i think it wrks far better than the cheap chinese grills sold today
I had to go to Home Depot for some stuff so I wandered down the grill aisle.
I found an adjustable width porcelain cooking grate that was the perfect
length for my grill - $15.99. I found a bag of ceramic briquettes - $6.99.
I removed the rusted heat plates, sized the grate to fit on the heat
plate brackets and placed the briquettes on the grate.
I'm going to try it a few times and if I don't like the way it cooks,
I'll order some replacement heat shields and put it back the way it was.
While I was out I picked up a chicken which will go on the rotisserie
during the football games tomorrow. SWMBO bought some Jerk seasoning
that I've been wanting to try.
SWMBO and I finished a rotisserie chicken with Jerk seasoning. It came out
I won't know if the briquettes will help even out the heat or prevent flare
ups until I grill some sausage patties or burgers, but I'm glad I cleaned
all the grease and other crap out of the grill so I didn't have any
problems while doing the chicken.
Time to carve some pumpkins.
I have put my gas grill,parts in my gas ovens high temp cleaning
cycle, they come out looking like new:)
Although I put the alunimum body lower half and top in cleaning cycle
once, it came out looking great, but tad bit melted, lid didnt shut
right.. but I solved that:)
OK, so I've found one drawback of the briquettes vs. the heat shields/
The metal heat shields kept the gas at the bottom of the grill so that
lighting any one of the 3 burners with the igniter would eventually
light any other burner that had the gas turned on.
Now, since there is nothing to capture the gas, only the burner that
is lit with the igniter starts. Since a couple of my igniters are
intermittent, I either have to fix them or use a fire stick to light
any burner that doesn't light with the igniter.
I'd go with the stainless. Well, actually, I'd probably still use the
ones in there. Rust is not really a factor in how they perform. Clean
them as best you can. Soaking in an ammonia solution will get the
crud off, but do it outside and watch for the fumes.
Rust can inhibit the performance when they're so rusted that they aren't
solid anymore and the flames are coming up through them.
One is so rusted on one end that it barely reaches the bracket that holds
it up. If it drops down on top of the burner I'm sure it won't perform very
"Galvanized" means the steel has either been electroplated with zinc or
(better) dipped in molten zinc. The zinc prevents the steel form oxidizing
(rusting). You can easily melt zinc on a kitchen stove so I would expect it
to rapidly disappear on your grill leaving plain old steel. Steel rusts.
On Sunday, October 28, 2012 8:23:50 AM UTC-4, Ed Pawlowski wrote:
The melting point of zinc is almost 800 degrees F. Maybe you're thinking of
lead? Then again, I have a wimpy stove. (Zinc will certainly flake off over
multiple heat cycles though.)
Yes, but to get zinc "fumes" takes over 1600 F. It's a problem in welding but I
doubt it is on a grill.

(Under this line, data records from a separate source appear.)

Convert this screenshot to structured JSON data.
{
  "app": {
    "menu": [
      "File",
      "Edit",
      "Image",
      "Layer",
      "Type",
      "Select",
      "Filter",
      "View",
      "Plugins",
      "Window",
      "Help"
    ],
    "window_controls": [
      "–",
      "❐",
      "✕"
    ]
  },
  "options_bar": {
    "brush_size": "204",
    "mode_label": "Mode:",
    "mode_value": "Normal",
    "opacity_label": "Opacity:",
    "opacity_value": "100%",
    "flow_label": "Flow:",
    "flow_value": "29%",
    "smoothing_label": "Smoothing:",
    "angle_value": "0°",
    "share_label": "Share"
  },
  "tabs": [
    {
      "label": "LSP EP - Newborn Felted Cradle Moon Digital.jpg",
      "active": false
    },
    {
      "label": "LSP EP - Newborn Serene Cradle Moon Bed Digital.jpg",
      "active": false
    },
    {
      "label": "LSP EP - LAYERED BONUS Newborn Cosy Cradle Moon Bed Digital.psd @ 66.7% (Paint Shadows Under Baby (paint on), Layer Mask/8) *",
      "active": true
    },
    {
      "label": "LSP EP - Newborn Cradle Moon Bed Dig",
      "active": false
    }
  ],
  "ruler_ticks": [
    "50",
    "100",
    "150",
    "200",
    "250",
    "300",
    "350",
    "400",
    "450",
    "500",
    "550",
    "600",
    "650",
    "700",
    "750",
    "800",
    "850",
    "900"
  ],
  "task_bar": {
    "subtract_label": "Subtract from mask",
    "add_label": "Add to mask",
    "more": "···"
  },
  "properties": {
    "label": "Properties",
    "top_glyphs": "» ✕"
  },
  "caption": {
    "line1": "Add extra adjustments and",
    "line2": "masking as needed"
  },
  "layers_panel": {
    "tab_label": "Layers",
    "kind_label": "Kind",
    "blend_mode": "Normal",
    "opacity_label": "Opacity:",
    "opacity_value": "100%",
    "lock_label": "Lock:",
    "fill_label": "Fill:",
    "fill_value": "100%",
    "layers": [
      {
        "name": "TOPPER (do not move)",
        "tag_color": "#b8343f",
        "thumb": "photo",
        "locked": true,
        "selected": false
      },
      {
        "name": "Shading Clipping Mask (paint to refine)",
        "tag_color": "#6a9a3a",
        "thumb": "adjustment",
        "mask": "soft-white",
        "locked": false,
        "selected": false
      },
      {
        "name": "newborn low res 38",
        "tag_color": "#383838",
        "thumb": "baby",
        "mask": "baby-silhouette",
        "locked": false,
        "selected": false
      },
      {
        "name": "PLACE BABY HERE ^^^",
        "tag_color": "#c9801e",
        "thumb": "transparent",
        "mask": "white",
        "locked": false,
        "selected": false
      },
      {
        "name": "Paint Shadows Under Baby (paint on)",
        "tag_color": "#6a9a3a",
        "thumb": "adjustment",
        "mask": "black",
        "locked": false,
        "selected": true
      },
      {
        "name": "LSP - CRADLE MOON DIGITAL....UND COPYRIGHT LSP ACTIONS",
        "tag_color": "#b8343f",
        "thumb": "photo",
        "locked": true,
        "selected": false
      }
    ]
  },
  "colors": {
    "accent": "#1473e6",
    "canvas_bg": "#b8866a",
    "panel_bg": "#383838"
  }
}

However, I can say from experience that my homemade galvanized heat plates for
our grill hardly lasted long enough to have bothered...
HomeOwnersHub.com is a website for homeowners and building and maintenance pros. It is not affiliated with any of the manufacturers or service providers discussed here.
All logos and trade names are the property of their respective owners.